Universal Children's Day on November 20th marked the the adoption of the Declaration on the Rights of the Child and Convention on the Rights of the Child by the United Nations General Assembly. The U.S. and Solmalia are the only countries that have not ratified the Convention. The U.S. signed the Convention in 1995 indicating its intention to ratify, however, the President has not presented the Convention to the Senate. U.S. Ambassador E. Michael Southwick stated that the U.S. believes "the text goes too far when it asserts entitlements based on the economic, social and cultural rights contained in the Convention and other instruments." The Convention requires that the "best interests of the child" be the primary consideration in all actions concerning children.

"There is an absolute void in immigration law in terms of the best interest of the child," according to Maria Woltjen, of the Immigrant Children's Advocacy Project. Recent international and national news highlight the issues faced by both immigrant and U.S. citizen children affected by immigration law.

The International Detention Coalition marked Universal Children's Day by calling on countries to respect the rights of children under the Convention including the obligation to seek alternatives to detention. In 2005, the United States held 7,787 unaccompanied children in custody under the Department of Health and Human Services. Approximately ninety percent of immigrant children in custody lack legal representation. The Unaccompanied Alien Child Protection Act would require the appointment of an advocate for unaccompanied minors.

The rights of U.S. citizen children of undocumented immigrants face a challenge in Texas from a new legislative proposal. Representative Leo Berman (R-Tyler) of the Texas House of Representatives filed House Bill 28, which would deny U.S.-born children of undocumented immigrants access to food stamps, public housing, government pensions, disability checks, as well as the right to government employment. The bill would also deny the children the right to public education and state-funded health care, but Berman stated that he plans to remove those prohibitions due to U.S. Supreme Court rulings.

State Senator Juan Hinojosa (D-McAllen), the chairman of the Texas Senate Hispanic Caucus said that the proposal and similar bills have "tinges of racism," are unconstitutional, and will not pass, according to the Brownsville Herald. Legal experts and immigrant rights advocates predict that the bill will not survive a constitutional challenge. According to the Pew Hispanic Center, 3.1 million U.S. citizen children have parents who are undocumented immigrants.

Last week New Mexico Governor Bill Richardson asked President Bush to consider parole for Elvira Arellano, an undocumented immigrant who took refuge in a Chicago church following a deportation order.
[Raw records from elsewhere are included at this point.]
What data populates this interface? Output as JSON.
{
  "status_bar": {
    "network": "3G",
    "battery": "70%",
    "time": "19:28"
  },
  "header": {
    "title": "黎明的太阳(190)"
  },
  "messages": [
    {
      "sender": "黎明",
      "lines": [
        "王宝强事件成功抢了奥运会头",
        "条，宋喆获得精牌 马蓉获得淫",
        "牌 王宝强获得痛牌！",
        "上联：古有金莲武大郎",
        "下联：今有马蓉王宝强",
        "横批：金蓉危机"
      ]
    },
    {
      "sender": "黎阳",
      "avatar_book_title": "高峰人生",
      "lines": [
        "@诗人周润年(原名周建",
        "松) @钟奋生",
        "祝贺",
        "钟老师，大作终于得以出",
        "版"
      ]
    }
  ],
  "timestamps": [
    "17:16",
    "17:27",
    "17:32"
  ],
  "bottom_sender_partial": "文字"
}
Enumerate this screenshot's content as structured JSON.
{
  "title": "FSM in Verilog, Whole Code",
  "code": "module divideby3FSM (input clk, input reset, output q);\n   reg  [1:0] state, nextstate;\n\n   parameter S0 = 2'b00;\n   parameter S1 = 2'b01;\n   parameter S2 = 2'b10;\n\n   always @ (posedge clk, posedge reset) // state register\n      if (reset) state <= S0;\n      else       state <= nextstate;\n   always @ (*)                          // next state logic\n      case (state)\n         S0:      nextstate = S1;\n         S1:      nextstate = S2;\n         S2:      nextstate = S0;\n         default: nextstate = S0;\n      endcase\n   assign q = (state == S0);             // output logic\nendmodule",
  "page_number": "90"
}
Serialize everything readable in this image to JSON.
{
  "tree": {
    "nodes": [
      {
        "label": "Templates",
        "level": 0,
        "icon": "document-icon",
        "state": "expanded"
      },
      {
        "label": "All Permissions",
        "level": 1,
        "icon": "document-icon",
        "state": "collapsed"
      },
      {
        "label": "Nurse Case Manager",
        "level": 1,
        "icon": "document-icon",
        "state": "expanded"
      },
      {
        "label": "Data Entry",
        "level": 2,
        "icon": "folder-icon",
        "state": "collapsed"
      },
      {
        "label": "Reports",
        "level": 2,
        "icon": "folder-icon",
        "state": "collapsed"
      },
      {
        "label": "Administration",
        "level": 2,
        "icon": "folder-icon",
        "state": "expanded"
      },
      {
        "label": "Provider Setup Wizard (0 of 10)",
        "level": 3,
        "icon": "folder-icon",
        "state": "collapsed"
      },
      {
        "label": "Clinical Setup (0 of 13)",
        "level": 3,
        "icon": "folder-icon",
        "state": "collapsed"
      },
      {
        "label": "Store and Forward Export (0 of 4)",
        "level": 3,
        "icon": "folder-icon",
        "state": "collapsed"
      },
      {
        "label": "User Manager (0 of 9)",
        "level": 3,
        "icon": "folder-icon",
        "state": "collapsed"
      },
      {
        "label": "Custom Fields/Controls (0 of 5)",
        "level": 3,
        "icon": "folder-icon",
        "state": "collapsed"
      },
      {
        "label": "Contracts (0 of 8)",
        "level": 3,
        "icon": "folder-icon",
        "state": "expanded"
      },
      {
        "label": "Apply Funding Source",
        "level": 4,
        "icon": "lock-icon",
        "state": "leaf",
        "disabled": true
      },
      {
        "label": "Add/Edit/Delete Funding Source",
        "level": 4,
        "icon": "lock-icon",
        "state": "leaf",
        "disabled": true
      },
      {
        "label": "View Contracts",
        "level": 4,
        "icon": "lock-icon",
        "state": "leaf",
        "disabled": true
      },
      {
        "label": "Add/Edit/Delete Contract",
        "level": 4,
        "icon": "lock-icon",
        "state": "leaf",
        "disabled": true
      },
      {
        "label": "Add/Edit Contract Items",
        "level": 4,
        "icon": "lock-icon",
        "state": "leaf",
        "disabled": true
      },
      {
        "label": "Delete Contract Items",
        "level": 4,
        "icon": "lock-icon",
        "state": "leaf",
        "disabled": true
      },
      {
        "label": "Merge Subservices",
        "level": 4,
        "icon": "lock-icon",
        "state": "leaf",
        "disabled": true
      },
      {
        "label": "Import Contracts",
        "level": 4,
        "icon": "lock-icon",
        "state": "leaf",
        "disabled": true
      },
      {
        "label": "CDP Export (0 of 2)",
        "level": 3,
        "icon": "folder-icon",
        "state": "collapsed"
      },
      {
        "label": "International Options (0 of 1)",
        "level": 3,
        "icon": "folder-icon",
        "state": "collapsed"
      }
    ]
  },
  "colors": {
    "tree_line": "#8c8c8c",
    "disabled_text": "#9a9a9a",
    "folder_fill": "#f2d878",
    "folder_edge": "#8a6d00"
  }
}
Her seven-year old son, Saul Arellano, a U.S. citizen, recently visited Mexico and successfully urged the 500-member Mexican Chamber of Deputies to assist in preventing his mother's deportation. In a unanimous resolution, the Mexican Chamber of Deputies asked President Bush and the U.S. Congress not to deport Elvira Arellano.

The Child Citizen Protection Act (H.R. 5035) introduced in March 2006 by Congressman Jose E. Serrano (D-NY) would provide partial discretionary authority to an immigration judge to determine that a non-citizen parent of a U.S. citizen child should not be ordered removed from the U.S. if such removal is clearly against the best interests of child.

We urge you to join the American Friends Service Committee and call on the nation's elected officials to protect the fundamental human rights of the U.S.-born children of undocumented immigrants. Join use by taking the following steps NOW:

Oppose Texas House Bill 28: Contact Representative Berman's Office and express your opinion in opposition to House Bill 28. To e-mail Representative Berman click here or call (903) 939-2400. If you are from Texas, contact your state representative and urge them to oppose House Bill 28. Oppose any actions that use children as scapegoats in the state's immigration debates.

Contact Senator Harry Reid and Representative Nancy Pelosi: Let them know that keeping immigrant familites together must be one of the family values reflected in future immigration reform actions. To e-mail Senator Reid click here or call (202)224-3542. To e-mail Representative Pelosi click here, e-mail sf.nancy@mail.house.gov or call (202) 225-4965.